    The statistical test of the conventional hypothesis of "no treatment effect" is commonly used in the evaluation of mutagenicity experiments. Failing to reject the hypothesis often leads to the conclusion in favour of safety. The major drawback of this indirect approach is that what is controlled by a prespecified level alpha is the probability of erroneously concluding hazard (producer risk). However, the primary concern of safety assessment is the control of the consumer risk, i.e. limiting the probability of erroneously concluding that a product is safe. In order to restrict this risk, safety has to be formulated as the alternative, and hazard, i.e. the opposite, has to be formulated as the hypothesis. The direct safety approach is examined for the case when the corresponding threshold value is expressed either as a fraction of the population mean for the negative control, or as a fraction of the difference between the positive and negative controls.

  19. Evaluation of a disease management program for COPD using propensity matched control group

    PubMed Central

    George, Pradeep Paul; Heng, Bee Hoon; Lim, Tow Keang; Abisheganaden, John; Ng, Alan Wei Keong; Lim, Fong Seng

    2016-01-01

    Background Disease management programs (DMPs) have proliferated recently as a means of improving the quality and efficiency of care for patients with chronic illness. These programs include education about disease, optimization of evidence-based medications, information and support from case managers, and institution of self-management principles. Chronic obstructive pulmonary disease (COPD) is a major cause of morbidity and mortality in Singapore and worldwide. DMP aims to reduce mortality, hospitalizations, and average length of stay in such patients. This study assesses the outcomes of the DMP, comparing the propensity score matched DMP patients with controls. Methods DMP patients were compared with the controls, who were COPD patients fulfilling the DMP’s inclusion criteria but not included in the program. Control patients were identified from Operations Data Store (ODS) database. The outcomes of interest were average length of stay, number of days admitted to hospital per 100 person days, readmission, and mortality rates per person year. The risk of death and readmission was estimated using Cox, and competing risk regression respectively. Propensity score was estimated to identify the predictors of DMP enrolment. DMP patients and controls were matched on their propensity score. Results There were 170 matched DMP patients and control patients having 287 and 207 hospitalizations respectively. Program patient had lower mortality than the controls (0.12 vs. 0.27 per person year); cumulative 1-year survival was 91% among program patient and 76% among the control patients. Readmission, and hospital days per 100 person-days was higher for the program patients (0.36 vs. 0.17 per person year), and (2.19 vs. 1.88 per person year) respectively. Conclusions Participation in “DMP” was associated with lower all-cause mortality when compared to the controls. This survival gain in the program patients was paradoxically associated with an increase in readmission rate and

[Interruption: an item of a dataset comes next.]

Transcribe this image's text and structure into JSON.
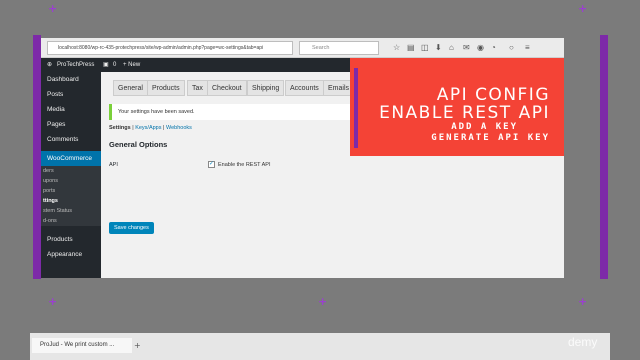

  20. Ohio Arms Control Study Group: Workshop I, June 24-26, 1976, The Ohio State University. Summary of Proceedings.

    ERIC Educational Resources Information Center

    Ohio State Univ., Columbus. Mershon Center.

    The booklet summarizes proceedings of a conference coordinated by the Ohio Arms Control Study Group (OACSG) on the topic of United States-USSR relations and the influence of nuclear weapons upon international behavior and strategic thought. The OACSG is composed of faculty members from Ohio colleges and universities who have a vocational or…